Down to the last line, set down the listing below exactly, apart from its pictures.

⟨

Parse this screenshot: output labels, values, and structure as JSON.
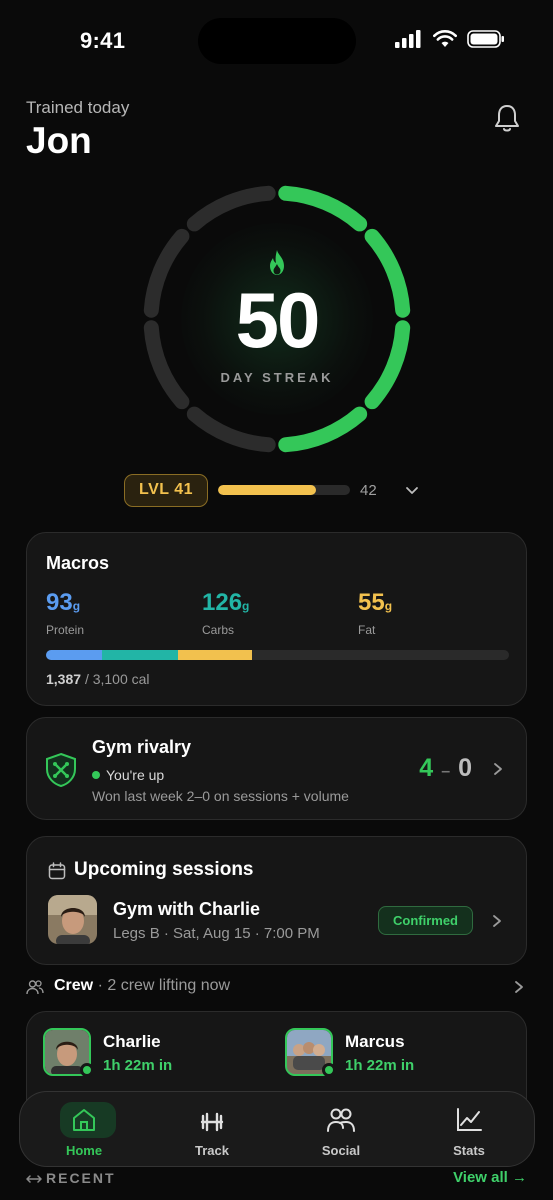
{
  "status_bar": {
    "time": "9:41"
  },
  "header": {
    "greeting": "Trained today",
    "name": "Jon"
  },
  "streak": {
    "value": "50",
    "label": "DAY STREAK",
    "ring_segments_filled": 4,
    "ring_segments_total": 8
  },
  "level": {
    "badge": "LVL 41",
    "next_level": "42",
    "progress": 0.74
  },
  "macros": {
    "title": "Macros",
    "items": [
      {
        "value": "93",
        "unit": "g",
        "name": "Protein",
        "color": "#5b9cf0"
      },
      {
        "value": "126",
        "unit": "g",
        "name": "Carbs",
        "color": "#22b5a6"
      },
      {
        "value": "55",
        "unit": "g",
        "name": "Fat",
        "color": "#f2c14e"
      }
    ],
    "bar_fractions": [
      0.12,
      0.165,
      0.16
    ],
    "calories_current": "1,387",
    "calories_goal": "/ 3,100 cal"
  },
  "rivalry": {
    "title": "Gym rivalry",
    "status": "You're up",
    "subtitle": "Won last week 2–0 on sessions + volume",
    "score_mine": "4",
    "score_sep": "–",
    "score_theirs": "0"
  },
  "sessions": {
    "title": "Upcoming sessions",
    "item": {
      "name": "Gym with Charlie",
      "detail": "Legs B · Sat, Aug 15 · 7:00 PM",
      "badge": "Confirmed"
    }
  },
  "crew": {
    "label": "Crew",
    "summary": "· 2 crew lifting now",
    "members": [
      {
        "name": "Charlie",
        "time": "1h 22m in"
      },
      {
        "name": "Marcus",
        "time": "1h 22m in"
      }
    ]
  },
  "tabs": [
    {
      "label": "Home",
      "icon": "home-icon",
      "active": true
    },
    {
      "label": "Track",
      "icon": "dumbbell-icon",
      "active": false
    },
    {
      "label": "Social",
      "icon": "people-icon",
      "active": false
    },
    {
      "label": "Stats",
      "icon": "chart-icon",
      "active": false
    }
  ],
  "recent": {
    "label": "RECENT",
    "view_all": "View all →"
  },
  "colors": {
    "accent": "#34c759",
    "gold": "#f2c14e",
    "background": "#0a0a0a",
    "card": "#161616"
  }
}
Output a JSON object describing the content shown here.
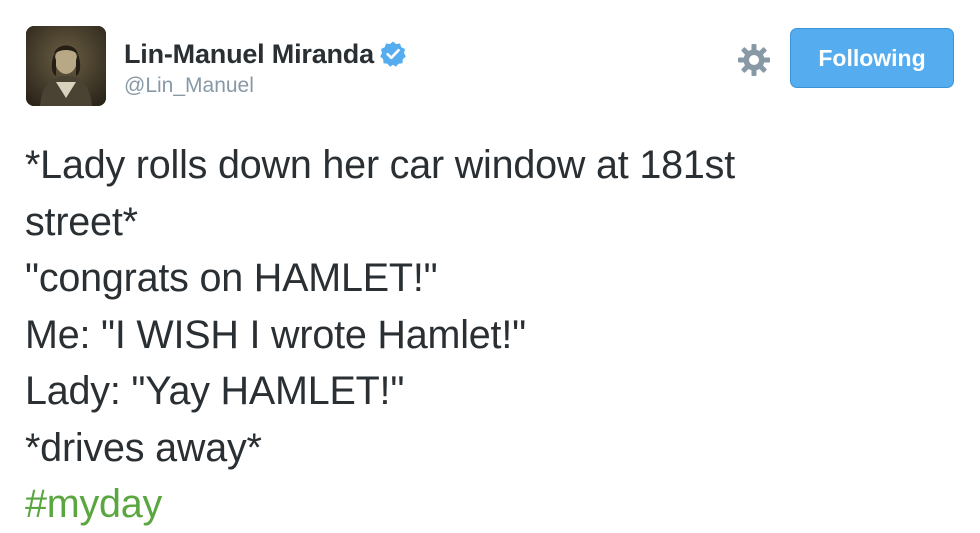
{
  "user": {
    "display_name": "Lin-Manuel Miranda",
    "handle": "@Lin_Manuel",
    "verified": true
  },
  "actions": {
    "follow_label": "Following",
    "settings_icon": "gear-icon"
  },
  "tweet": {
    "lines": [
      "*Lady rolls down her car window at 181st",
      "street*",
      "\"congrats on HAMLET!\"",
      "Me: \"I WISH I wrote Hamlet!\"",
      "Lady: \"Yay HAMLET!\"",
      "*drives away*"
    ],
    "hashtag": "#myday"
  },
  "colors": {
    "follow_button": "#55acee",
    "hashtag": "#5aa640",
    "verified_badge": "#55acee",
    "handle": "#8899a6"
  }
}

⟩

- [TASK RESPONSE]:
Parse this screenshot: output labels, values, and structure as JSON.
{
  "status_bar": {
    "time": "9:41"
  },
  "header": {
    "greeting": "Trained today",
    "name": "Jon"
  },
  "streak": {
    "value": "50",
    "label": "DAY STREAK",
    "ring_segments_filled": 4,
    "ring_segments_total": 8
  },
  "level": {
    "badge": "LVL 41",
    "next_level": "42",
    "progress": 0.74
  },
  "macros": {
    "title": "Macros",
    "items": [
      {
        "value": "93",
        "unit": "g",
        "name": "Protein",
        "color": "#5b9cf0"
      },
      {
        "value": "126",
        "unit": "g",
        "name": "Carbs",
        "color": "#22b5a6"
      },
      {
        "value": "55",
        "unit": "g",
        "name": "Fat",
        "color": "#f2c14e"
      }
    ],
    "bar_fractions": [
      0.12,
      0.165,
      0.16
    ],
    "calories_current": "1,387",
    "calories_goal": "/ 3,100 cal"
  },
  "rivalry": {
    "title": "Gym rivalry",
    "status": "You're up",
    "subtitle": "Won last week 2–0 on sessions + volume",
    "score_mine": "4",
    "score_sep": "–",
    "score_theirs": "0"
  },
  "sessions": {
    "title": "Upcoming sessions",
    "item": {
      "name": "Gym with Charlie",
      "detail": "Legs B · Sat, Aug 15 · 7:00 PM",
      "badge": "Confirmed"
    }
  },
  "crew": {
    "label": "Crew",
    "summary": "· 2 crew lifting now",
    "members": [
      {
        "name": "Charlie",
        "time": "1h 22m in"
      },
      {
        "name": "Marcus",
        "time": "1h 22m in"
      }
    ]
  },
  "tabs": [
    {
      "label": "Home",
      "icon": "home-icon",
      "active": true
    },
    {
      "label": "Track",
      "icon": "dumbbell-icon",
      "active": false
    },
    {
      "label": "Social",
      "icon": "people-icon",
      "active": false
    },
    {
      "label": "Stats",
      "icon": "chart-icon",
      "active": false
    }
  ],
  "recent": {
    "label": "RECENT",
    "view_all": "View all →"
  },
  "colors": {
    "accent": "#34c759",
    "gold": "#f2c14e",
    "background": "#0a0a0a",
    "card": "#161616"
  }
}
Output a JSON object describing the content shown here.
{
  "user": {
    "display_name": "Lin-Manuel Miranda",
    "handle": "@Lin_Manuel",
    "verified": true
  },
  "actions": {
    "follow_label": "Following",
    "settings_icon": "gear-icon"
  },
  "tweet": {
    "lines": [
      "*Lady rolls down her car window at 181st",
      "street*",
      "\"congrats on HAMLET!\"",
      "Me: \"I WISH I wrote Hamlet!\"",
      "Lady: \"Yay HAMLET!\"",
      "*drives away*"
    ],
    "hashtag": "#myday"
  },
  "colors": {
    "follow_button": "#55acee",
    "hashtag": "#5aa640",
    "verified_badge": "#55acee",
    "handle": "#8899a6"
  }
}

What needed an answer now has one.